The rear seat slides forward or back eight inches, a nice feature. Sliding it forward and adds five cubic feet of cargo space. Sliding it back offers rear passengers more legroom. The rear seat is split 60/40 for cargo versatility, and the seatbacks recline, so passengers back there can really lie back. The front passenger seat folds flat, turning it into a tray or allowing long items, like a surfboard, to stretch from the tailgate to dashboard.
The cargo compartment features a clever polycarbonate tray that pulls out of the floor and can be slotted into one of three height levels, so it can be used for different things, including concealment. It allows two levels of grocery boxes or bags, for example. The tailgate lifts high enough that all but the tallest owners can stand fully upright beneath it.
The five-speed automatic transmission may be the smoothest thing about the Torrent. The upshifts are nice and tight. There's good engine torque, with 210 pound-feet, and the transmission ratios and electronically variable shift points are well matched. We drive two steep hills every day in all kinds of vehicles, including those far more powerful than the Torrent; many other transmissions have to kick down, but the Torrent did not. It's also rated to tow 3500 pounds.
The Torrent offers good handling for the class without any sign of harshness to the ride.

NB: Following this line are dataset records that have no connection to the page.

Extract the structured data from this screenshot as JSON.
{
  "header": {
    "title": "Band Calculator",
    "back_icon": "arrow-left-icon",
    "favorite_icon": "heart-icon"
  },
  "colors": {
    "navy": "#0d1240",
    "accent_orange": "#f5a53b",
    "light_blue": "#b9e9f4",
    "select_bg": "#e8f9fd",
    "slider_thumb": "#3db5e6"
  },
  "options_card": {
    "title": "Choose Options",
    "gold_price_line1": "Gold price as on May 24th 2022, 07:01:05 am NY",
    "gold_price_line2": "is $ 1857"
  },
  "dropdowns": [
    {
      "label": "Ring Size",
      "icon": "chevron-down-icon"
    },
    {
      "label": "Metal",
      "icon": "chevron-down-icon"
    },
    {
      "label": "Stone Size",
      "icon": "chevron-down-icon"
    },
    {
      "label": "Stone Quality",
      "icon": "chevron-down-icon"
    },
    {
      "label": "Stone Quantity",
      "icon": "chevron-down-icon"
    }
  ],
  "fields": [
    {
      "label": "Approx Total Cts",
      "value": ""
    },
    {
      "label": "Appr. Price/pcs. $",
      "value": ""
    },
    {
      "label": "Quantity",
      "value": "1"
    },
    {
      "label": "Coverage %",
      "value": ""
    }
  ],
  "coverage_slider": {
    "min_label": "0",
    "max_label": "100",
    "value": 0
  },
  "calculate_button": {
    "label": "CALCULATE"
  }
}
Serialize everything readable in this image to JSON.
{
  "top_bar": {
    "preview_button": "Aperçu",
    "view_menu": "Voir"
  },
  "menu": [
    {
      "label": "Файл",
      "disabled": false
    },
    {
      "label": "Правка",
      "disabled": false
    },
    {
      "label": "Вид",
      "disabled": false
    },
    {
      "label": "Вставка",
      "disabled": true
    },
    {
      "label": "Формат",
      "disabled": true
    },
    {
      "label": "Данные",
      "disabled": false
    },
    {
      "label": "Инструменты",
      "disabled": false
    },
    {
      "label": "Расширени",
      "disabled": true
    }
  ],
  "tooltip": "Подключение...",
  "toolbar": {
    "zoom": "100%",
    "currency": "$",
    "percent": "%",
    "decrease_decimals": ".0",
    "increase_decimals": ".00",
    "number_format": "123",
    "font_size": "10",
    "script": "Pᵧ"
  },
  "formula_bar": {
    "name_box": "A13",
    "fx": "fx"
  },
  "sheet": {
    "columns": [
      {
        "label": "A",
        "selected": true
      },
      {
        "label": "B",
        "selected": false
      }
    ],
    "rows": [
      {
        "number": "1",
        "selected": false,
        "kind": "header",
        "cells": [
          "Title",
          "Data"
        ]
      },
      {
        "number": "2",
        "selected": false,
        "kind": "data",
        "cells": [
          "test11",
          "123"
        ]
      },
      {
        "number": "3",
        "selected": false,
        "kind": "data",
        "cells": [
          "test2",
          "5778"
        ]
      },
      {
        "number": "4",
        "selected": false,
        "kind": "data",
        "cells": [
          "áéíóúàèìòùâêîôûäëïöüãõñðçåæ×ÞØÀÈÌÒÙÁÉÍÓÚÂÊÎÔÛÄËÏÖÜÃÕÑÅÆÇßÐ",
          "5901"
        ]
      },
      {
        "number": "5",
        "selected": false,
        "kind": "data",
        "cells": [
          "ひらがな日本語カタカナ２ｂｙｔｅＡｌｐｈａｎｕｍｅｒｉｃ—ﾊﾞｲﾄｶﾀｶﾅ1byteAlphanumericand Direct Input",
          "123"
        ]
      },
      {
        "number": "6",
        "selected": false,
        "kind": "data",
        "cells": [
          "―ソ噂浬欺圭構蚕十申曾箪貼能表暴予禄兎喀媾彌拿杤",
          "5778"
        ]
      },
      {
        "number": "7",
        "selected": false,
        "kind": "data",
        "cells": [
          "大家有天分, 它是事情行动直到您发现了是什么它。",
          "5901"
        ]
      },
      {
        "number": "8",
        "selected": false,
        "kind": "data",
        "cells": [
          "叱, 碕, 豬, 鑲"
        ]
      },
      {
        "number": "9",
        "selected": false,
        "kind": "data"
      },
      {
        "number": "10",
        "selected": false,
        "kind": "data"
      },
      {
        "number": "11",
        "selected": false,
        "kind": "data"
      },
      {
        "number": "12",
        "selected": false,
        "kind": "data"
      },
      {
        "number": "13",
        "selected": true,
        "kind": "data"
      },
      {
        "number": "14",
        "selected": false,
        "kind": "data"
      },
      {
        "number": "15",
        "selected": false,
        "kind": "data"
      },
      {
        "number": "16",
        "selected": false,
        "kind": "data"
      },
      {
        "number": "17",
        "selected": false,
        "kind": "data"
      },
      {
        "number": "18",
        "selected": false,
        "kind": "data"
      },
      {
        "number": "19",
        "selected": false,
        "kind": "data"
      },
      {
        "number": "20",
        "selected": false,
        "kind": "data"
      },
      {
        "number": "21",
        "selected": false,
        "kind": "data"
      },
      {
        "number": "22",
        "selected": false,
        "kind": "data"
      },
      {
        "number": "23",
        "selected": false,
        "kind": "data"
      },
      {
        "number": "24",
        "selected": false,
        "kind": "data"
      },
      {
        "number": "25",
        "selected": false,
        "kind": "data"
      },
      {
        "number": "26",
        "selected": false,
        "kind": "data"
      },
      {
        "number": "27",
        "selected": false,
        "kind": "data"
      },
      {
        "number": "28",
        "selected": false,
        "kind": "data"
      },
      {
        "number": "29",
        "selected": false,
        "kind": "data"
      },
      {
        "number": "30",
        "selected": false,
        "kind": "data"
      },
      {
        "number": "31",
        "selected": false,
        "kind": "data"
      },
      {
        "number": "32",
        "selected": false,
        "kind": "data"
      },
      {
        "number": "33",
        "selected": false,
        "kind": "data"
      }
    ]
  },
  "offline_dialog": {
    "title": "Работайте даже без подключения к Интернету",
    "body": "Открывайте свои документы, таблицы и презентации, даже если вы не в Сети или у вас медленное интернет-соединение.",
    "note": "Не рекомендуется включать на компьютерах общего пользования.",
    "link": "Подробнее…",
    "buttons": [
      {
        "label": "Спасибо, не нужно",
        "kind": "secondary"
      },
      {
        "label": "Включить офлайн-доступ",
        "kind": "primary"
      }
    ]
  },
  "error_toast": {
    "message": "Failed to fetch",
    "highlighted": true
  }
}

The longest wheelbase and widest track in the class surely add to this capability. The ride was good, including over some rough gravel roads, and. It's not hard to spin the front wheels when taking off quickly, and the front-drive Torrent comes standard with traction control to mitigate that. We haven't driven an all-wheel-drive version. Our experience with all-wheel-drive versions of the similar Saturn Vue are that the rear wheels are only driven when the fronts start to slip. This works okay for getting through snow, but doesn't significantly improve handling on wet roads.
We'd prefer the Torrent had disc brakes on all four wheels, but it comes with drum brakes in the rear, which are less costly. Four-wheel ABS is standard, but no Electronic Brake-force Distribution is available. We made one panic stop from 70 miles per hour, and were satisfied with the feel of the pedal and stopping distance.
The Pontiac Torrent is among the biggest of the compact SUVs. It's a competent vehicle with some nice convenience features, such as a sliding rear seat. In terms of refinement it's about average for the class.
NewCarTestDrive.com correspondent Sam Moses filed this report from the Columbia River Gorge; Mitch McCullough contributed to this report from Los Angeles.